Interdisciplinary looks at the secondary careers of movie directors—or the movie-directing efforts of people best known for something else—to consider the deeper connections between two different kinds of work by the same artist.
by Noel Murray
Before the Transformers films, before Armageddon, before Bad Boys, Michael Bay was once a director of flashy music videos. But even the first of those videos, an “edgy” clip for Donny Osmond, contains the seed of his future style.
Spike Lee hasn’t made that many videos. But those he has made reveal a lot about his career, and the ways he’s refused to let himself be pigeonholed by others’ concerns and expectations.
What started as a hobby for the director—one born of his success with The Godfather—became a thriving business, and perhaps a metaphor for his filmmaking style.
The prolific musician has a comparatively slight directorial resumé, made up of ragtag, fascinating films that are more personally revealing than work made by directors with way more knowhow.

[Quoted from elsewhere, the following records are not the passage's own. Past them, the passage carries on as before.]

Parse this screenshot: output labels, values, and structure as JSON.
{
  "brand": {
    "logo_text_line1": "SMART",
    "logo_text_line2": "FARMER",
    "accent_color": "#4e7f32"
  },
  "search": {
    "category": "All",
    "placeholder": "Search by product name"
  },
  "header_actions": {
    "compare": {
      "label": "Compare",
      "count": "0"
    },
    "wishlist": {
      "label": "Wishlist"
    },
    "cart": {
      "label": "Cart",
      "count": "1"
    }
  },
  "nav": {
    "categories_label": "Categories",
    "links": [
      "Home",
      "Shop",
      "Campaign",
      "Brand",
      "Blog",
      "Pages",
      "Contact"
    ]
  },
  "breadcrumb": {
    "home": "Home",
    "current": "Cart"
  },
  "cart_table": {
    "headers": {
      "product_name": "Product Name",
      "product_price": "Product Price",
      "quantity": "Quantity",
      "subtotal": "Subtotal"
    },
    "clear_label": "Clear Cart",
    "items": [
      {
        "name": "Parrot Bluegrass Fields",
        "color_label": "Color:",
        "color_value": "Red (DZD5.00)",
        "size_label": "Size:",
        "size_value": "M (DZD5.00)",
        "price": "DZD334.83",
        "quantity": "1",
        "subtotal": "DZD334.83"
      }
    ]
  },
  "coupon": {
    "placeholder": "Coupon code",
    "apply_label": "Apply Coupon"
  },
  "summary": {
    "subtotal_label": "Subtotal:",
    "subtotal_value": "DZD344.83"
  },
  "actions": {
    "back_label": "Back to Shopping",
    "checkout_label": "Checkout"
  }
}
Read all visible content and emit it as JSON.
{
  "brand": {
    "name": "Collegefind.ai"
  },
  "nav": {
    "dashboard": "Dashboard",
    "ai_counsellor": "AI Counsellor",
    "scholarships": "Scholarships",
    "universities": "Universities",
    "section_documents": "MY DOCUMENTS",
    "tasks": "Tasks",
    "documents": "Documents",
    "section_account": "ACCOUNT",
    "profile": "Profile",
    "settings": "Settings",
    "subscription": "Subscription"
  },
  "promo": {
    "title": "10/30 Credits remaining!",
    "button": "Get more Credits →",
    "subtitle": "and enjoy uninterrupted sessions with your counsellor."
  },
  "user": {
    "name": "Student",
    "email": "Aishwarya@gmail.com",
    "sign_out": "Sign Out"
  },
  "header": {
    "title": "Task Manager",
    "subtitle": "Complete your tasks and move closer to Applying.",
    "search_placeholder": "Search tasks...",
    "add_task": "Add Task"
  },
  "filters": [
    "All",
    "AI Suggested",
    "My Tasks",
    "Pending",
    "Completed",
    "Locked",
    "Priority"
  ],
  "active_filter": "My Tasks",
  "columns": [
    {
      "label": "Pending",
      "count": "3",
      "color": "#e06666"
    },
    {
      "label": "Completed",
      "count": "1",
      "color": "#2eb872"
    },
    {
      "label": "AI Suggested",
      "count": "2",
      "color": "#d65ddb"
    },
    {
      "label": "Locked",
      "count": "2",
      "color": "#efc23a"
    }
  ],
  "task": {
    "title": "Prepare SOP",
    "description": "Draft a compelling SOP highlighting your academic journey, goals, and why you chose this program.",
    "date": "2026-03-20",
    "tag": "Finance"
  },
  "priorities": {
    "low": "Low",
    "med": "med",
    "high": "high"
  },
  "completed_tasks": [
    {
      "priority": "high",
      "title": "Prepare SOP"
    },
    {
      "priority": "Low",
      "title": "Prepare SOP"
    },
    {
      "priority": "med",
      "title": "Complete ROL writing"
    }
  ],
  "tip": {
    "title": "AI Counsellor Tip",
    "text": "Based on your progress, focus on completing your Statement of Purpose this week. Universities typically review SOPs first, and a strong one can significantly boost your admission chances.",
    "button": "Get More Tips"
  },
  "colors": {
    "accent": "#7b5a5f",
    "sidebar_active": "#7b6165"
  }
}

Cameron Crowe's rock-journalism career heavily informs his film work, and both navigate a fine line between sincerity and sappiness. His lead characters mimic his early life either literally or metaphorically, but at least he knows it.